For assistance with your immigration process, call the LAW OFFICES OF NORKA M. SCHELL, LLC at (212) 258-0713.

H-1B, L-1A and L-1B TEMPORARY WORK VISAS

U.S. Businesses rely on their ability to employ foreign nationals to compete efficiently in today’s global market. Particularly critical in this regard are the H-1B program, which permits U. S. employers to retain the temporary services of foreign professionals, and L-1 transfer managers, executives, and other employees with “Specialized Knowledge” from a foreign office to a branch office, subsidiary, or affiliate in the United States. Both of these programs permit U.S. employers to hire high-skilled foreign employees for discrete periods and, necessary, to extend their terms of employment.

Foreign nationals may remain in the United States in H-1B status for up to six years, and in L-1A and L-1B status for up to seven and five years, respectively.

Note that, federal regulations mandate that no H-1B, L-1A or L-1B petition can be approved for longer than three years. So, many U.S. employers file extension requests to enable these employees to fulfill their responsibilities.

For additional information on H-1B, L-1A, and L-1B temporary work visas, contact the Law Offices of Norka M. Schell, LLC at (212) 258-0713 to speak with our attorney.

BRINGING YOUR PARENTS TO VISIT YOU IN THE UNITED STATES. IS THE TOURIST VISA THE ANSWER?

The B-2 “Visitor for Pleasure” visa, along with its cousin the Visa Waive Program, are the most widely used vehicles for entry into the United States.

The B-2 visitor visa has many specific uses, but more importantly, it also has specific situations where its use is expressly prohibited.

The B-2 visitor visa category can be one of the most complex and difficult to address because the issues and factors involved in the decision are almost entirely subjective. Moreover, the decision of the consul occurs far from the immigration lawyer and is not subject to review or formal appeal. If the reason for the denial is known, applicants may present “better” evidence in subsequent visa applications.

Generally speaking, an individual is allowed a B-2 visa under the Immigration and Nationality Act to temporarily visit the United States for pleasure. The term “pleasure” refers to “legitimate activities of a recreational character, including tourism, amusement, visits with friends or relatives, rest, medical treatment, and activities of a fraternal, social, or service nature. By statute, a B-2 visitor is expressly precluded from coming for the purpose of study (with a few well-defined exceptions) or performing skilled or unskilled labor, or as a representative of foreign press, radio, film, or other foreign information media coming to engage in such vocation.

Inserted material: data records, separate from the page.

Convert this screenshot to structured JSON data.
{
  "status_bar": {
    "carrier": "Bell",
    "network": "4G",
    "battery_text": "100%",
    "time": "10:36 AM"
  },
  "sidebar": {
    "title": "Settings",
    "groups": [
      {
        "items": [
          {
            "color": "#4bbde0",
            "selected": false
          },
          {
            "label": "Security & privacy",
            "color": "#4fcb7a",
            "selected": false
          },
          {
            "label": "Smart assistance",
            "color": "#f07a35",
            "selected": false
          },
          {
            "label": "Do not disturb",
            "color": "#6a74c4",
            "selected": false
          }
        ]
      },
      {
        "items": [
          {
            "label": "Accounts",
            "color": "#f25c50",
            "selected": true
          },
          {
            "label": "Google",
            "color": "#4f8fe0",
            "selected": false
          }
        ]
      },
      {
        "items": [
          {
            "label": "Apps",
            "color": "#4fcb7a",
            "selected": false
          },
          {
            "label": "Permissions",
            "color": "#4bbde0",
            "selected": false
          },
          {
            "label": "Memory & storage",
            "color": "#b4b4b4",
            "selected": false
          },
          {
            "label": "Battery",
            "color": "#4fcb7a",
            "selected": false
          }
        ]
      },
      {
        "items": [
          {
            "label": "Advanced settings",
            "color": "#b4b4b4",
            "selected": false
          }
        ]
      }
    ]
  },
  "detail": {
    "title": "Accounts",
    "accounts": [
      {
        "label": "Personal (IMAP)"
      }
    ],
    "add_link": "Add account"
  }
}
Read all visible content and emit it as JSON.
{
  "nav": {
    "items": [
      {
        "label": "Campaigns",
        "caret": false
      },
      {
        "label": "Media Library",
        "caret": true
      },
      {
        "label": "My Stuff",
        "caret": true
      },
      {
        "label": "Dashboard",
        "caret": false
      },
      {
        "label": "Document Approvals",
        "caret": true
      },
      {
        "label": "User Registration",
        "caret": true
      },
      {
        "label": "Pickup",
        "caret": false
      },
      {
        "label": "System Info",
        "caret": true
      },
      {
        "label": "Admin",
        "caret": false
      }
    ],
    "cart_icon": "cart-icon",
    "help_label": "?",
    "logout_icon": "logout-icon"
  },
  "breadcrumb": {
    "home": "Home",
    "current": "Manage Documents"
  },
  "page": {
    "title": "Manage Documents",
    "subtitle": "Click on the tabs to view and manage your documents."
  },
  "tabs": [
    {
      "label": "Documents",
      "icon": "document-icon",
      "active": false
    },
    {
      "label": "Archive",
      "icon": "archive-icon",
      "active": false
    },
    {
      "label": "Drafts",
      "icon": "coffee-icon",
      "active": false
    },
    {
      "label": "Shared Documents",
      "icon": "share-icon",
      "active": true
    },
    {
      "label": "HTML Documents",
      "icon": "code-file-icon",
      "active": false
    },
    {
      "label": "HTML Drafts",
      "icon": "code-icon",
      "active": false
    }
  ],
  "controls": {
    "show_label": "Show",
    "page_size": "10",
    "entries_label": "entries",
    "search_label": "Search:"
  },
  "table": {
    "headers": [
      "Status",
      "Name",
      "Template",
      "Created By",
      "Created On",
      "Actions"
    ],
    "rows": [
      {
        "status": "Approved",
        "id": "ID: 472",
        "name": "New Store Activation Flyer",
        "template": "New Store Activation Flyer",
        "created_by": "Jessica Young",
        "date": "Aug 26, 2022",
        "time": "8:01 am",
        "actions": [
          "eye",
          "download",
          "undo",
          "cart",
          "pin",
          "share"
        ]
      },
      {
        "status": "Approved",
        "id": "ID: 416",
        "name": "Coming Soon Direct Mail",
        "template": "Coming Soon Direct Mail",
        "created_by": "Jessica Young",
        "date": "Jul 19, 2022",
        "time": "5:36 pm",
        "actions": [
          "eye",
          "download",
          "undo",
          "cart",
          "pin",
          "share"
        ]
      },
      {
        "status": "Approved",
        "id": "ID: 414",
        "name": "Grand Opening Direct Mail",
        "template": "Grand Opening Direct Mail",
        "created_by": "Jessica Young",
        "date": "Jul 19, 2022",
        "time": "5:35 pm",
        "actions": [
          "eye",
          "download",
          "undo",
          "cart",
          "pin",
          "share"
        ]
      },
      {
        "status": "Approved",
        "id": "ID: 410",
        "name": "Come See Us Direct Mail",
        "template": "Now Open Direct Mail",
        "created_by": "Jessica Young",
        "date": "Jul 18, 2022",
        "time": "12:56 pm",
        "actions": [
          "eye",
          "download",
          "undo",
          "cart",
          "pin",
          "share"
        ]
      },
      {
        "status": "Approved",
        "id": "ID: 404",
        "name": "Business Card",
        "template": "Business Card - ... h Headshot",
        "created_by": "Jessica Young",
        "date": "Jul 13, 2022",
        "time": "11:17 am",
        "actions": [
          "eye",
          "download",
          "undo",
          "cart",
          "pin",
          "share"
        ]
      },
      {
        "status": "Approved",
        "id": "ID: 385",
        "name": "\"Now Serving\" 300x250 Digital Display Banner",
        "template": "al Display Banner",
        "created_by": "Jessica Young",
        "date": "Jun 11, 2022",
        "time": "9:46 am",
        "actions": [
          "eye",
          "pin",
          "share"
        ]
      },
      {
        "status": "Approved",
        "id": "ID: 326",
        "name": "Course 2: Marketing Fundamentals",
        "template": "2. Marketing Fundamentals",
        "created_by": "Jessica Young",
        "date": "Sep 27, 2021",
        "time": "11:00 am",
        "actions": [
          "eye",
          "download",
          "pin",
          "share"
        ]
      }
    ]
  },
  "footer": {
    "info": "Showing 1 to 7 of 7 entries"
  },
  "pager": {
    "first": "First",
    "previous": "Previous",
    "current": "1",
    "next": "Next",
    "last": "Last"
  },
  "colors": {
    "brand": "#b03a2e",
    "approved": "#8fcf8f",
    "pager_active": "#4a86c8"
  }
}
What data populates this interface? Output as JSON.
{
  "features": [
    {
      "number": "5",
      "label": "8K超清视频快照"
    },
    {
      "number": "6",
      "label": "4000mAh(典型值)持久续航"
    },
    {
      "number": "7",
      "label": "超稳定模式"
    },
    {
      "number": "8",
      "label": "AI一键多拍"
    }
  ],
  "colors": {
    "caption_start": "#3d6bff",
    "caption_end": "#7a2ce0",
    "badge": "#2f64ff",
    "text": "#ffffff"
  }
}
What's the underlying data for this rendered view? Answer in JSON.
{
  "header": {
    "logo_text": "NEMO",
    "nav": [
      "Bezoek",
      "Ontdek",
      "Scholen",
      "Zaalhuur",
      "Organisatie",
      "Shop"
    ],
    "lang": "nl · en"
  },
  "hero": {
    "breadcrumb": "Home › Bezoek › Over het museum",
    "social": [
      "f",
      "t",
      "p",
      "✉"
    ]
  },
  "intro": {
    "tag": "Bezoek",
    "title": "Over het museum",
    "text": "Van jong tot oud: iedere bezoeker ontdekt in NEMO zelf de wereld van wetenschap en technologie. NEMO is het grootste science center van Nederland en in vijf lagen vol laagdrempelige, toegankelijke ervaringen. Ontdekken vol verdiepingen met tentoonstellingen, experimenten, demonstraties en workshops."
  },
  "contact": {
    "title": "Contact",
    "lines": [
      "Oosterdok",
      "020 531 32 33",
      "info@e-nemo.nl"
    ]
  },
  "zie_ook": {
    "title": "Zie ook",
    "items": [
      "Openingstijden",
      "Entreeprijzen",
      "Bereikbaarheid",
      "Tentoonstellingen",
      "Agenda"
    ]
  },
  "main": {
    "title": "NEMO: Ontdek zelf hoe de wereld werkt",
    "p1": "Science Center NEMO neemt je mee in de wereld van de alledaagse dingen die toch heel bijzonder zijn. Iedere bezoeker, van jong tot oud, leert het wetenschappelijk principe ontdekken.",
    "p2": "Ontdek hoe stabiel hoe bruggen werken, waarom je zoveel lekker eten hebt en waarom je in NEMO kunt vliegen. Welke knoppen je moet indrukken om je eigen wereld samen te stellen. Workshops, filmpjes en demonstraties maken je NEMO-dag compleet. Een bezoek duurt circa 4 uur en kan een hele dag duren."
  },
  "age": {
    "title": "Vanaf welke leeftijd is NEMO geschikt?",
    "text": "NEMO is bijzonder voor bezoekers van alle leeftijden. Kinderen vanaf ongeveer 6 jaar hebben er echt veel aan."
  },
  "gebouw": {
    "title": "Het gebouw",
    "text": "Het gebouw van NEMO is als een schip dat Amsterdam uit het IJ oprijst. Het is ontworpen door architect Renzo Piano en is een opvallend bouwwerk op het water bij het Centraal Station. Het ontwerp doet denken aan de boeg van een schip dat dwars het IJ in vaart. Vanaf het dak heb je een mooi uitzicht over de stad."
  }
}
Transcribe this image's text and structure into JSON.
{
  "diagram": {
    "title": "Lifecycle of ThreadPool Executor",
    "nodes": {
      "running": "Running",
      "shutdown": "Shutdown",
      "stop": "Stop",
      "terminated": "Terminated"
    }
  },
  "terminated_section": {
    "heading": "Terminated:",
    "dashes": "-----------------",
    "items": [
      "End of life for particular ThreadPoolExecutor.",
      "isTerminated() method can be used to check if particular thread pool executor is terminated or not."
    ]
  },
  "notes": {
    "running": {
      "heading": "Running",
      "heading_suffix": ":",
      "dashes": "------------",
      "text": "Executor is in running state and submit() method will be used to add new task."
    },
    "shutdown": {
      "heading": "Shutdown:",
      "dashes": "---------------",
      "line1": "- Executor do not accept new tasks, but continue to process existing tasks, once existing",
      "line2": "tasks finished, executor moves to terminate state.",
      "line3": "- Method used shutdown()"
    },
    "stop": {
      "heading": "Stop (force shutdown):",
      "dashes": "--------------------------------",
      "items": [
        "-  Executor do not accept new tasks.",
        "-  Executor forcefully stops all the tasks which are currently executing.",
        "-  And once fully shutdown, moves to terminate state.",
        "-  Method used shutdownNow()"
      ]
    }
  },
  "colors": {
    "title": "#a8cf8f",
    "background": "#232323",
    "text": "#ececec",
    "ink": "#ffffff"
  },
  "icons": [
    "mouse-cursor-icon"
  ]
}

B-2 visitors to the United States generally may be admitted for not more than one year and may be granted extensions of stay in six-month increments. So long as their passports are sufficiently valid, admissible B-2 visitors should be admitted for a minimum of six months, regardless of whether less time is required; exceptions may only be made for “good cause.”

What would the US Consul consider in determining B-2 visa eligibility?

The applicant must maintain an unabandoned foreign residence; he or she must intend to enter the United States for a period of specifically limited duration, and the applicant must be seeking admission for the sole purpose of engaging in legitimate activities relating to pleasure; the applicant must have adequate funds to avoid unlawful employment and to complete the purposes of the proposed visit, etc.

The criteria listed above are intended only as guidelines, and meeting them is not to be considered conclusive of the applicant’s intent. Denial of the visa “is required by law” where the consular officer is not satisfied with the applicant’s intent to return or abide by the terms of nonimmigrant status.